• What you should do
Could you restate all of the entries, word for word?

Source records:
........
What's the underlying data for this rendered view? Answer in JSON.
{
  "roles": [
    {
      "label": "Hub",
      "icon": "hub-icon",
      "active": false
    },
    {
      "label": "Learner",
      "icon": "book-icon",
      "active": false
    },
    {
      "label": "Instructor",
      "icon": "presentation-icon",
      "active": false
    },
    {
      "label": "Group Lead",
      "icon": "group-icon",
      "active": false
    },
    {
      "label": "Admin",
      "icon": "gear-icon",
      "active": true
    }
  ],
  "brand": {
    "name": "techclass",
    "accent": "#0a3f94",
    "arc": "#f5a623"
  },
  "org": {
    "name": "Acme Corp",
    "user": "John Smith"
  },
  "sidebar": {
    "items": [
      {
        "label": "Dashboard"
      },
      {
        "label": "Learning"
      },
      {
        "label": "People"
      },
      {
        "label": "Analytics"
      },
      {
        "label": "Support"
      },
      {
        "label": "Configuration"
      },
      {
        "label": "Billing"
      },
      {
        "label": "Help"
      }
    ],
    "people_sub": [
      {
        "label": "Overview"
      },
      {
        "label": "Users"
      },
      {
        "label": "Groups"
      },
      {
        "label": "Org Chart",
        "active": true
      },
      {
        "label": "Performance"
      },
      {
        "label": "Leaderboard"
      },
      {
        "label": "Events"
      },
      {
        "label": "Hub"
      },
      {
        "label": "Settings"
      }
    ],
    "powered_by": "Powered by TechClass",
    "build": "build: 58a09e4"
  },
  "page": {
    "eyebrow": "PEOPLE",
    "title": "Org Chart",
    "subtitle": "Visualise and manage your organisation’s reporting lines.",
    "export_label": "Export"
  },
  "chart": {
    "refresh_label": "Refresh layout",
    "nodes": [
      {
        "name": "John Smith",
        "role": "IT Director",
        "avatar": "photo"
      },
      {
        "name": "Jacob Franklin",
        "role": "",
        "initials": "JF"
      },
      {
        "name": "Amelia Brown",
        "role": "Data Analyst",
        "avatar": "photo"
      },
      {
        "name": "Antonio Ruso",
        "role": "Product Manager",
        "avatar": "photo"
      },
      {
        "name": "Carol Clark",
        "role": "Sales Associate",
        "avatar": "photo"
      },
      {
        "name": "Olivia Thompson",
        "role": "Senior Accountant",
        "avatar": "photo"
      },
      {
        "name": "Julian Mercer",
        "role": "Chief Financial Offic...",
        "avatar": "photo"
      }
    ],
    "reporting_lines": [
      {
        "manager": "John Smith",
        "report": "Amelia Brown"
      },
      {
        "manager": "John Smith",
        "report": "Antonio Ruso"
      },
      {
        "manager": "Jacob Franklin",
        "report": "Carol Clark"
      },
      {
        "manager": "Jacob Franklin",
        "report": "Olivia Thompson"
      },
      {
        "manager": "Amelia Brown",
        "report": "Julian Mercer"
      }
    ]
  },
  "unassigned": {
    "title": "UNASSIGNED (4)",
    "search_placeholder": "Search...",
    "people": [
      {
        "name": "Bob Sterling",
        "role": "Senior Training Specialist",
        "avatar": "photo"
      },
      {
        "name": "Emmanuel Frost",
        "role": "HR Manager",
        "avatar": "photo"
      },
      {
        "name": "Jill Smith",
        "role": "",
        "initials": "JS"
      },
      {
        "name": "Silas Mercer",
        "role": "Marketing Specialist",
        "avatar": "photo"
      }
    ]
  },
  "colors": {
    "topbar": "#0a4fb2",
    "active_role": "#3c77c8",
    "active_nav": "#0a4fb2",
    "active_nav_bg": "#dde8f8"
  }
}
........
• Result of the exercise
What's the underlying data for this rendered view? Answer in JSON.
{
  "roles": [
    {
      "label": "Hub",
      "icon": "hub-icon",
      "active": false
    },
    {
      "label": "Learner",
      "icon": "book-icon",
      "active": false
    },
    {
      "label": "Instructor",
      "icon": "presentation-icon",
      "active": false
    },
    {
      "label": "Group Lead",
      "icon": "group-icon",
      "active": false
    },
    {
      "label": "Admin",
      "icon": "gear-icon",
      "active": true
    }
  ],
  "brand": {
    "name": "techclass",
    "accent": "#0a3f94",
    "arc": "#f5a623"
  },
  "org": {
    "name": "Acme Corp",
    "user": "John Smith"
  },
  "sidebar": {
    "items": [
      {
        "label": "Dashboard"
      },
      {
        "label": "Learning"
      },
      {
        "label": "People"
      },
      {
        "label": "Analytics"
      },
      {
        "label": "Support"
      },
      {
        "label": "Configuration"
      },
      {
        "label": "Billing"
      },
      {
        "label": "Help"
      }
    ],
    "people_sub": [
      {
        "label": "Overview"
      },
      {
        "label": "Users"
      },
      {
        "label": "Groups"
      },
      {
        "label": "Org Chart",
        "active": true
      },
      {
        "label": "Performance"
      },
      {
        "label": "Leaderboard"
      },
      {
        "label": "Events"
      },
      {
        "label": "Hub"
      },
      {
        "label": "Settings"
      }
    ],
    "powered_by": "Powered by TechClass",
    "build": "build: 58a09e4"
  },
  "page": {
    "eyebrow": "PEOPLE",
    "title": "Org Chart",
    "subtitle": "Visualise and manage your organisation’s reporting lines.",
    "export_label": "Export"
  },
  "chart": {
    "refresh_label": "Refresh layout",
    "nodes": [
      {
        "name": "John Smith",
        "role": "IT Director",
        "avatar": "photo"
      },
      {
        "name": "Jacob Franklin",
        "role": "",
        "initials": "JF"
      },
      {
        "name": "Amelia Brown",
        "role": "Data Analyst",
        "avatar": "photo"
      },
      {
        "name": "Antonio Ruso",
        "role": "Product Manager",
        "avatar": "photo"
      },
      {
        "name": "Carol Clark",
        "role": "Sales Associate",
        "avatar": "photo"
      },
      {
        "name": "Olivia Thompson",
        "role": "Senior Accountant",
        "avatar": "photo"
      },
      {
        "name": "Julian Mercer",
        "role": "Chief Financial Offic...",
        "avatar": "photo"
      }
    ],
    "reporting_lines": [
      {
        "manager": "John Smith",
        "report": "Amelia Brown"
      },
      {
        "manager": "John Smith",
        "report": "Antonio Ruso"
      },
      {
        "manager": "Jacob Franklin",
        "report": "Carol Clark"
      },
      {
        "manager": "Jacob Franklin",
        "report": "Olivia Thompson"
      },
      {
        "manager": "Amelia Brown",
        "report": "Julian Mercer"
      }
    ]
  },
  "unassigned": {
    "title": "UNASSIGNED (4)",
    "search_placeholder": "Search...",
    "people": [
      {
        "name": "Bob Sterling",
        "role": "Senior Training Specialist",
        "avatar": "photo"
      },
      {
        "name": "Emmanuel Frost",
        "role": "HR Manager",
        "avatar": "photo"
      },
      {
        "name": "Jill Smith",
        "role": "",
        "initials": "JS"
      },
      {
        "name": "Silas Mercer",
        "role": "Marketing Specialist",
        "avatar": "photo"
      }
    ]
  },
  "colors": {
    "topbar": "#0a4fb2",
    "active_role": "#3c77c8",
    "active_nav": "#0a4fb2",
    "active_nav_bg": "#dde8f8"
  }
}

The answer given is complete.